> _TASK DESCRIPTION_:
Output the entries that follow, word for word.

> _WORKING DATA_:
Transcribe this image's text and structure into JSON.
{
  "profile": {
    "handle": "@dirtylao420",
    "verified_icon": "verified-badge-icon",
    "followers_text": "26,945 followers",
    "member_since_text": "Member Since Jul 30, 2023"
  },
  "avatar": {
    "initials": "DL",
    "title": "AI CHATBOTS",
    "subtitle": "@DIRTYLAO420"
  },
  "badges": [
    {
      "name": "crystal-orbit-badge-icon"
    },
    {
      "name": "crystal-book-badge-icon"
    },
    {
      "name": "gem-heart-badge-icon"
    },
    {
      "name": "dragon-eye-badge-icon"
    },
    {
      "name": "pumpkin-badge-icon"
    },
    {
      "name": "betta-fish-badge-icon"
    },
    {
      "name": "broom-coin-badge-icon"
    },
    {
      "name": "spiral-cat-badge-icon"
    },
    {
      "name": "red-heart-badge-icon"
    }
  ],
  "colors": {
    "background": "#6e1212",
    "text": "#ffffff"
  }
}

> _WRITTEN RESPONSE_:
Transcribe this image's text and structure into JSON.
{
  "profile": {
    "handle": "@dirtylao420",
    "verified_icon": "verified-badge-icon",
    "followers_text": "26,945 followers",
    "member_since_text": "Member Since Jul 30, 2023"
  },
  "avatar": {
    "initials": "DL",
    "title": "AI CHATBOTS",
    "subtitle": "@DIRTYLAO420"
  },
  "badges": [
    {
      "name": "crystal-orbit-badge-icon"
    },
    {
      "name": "crystal-book-badge-icon"
    },
    {
      "name": "gem-heart-badge-icon"
    },
    {
      "name": "dragon-eye-badge-icon"
    },
    {
      "name": "pumpkin-badge-icon"
    },
    {
      "name": "betta-fish-badge-icon"
    },
    {
      "name": "broom-coin-badge-icon"
    },
    {
      "name": "spiral-cat-badge-icon"
    },
    {
      "name": "red-heart-badge-icon"
    }
  ],
  "colors": {
    "background": "#6e1212",
    "text": "#ffffff"
  }
}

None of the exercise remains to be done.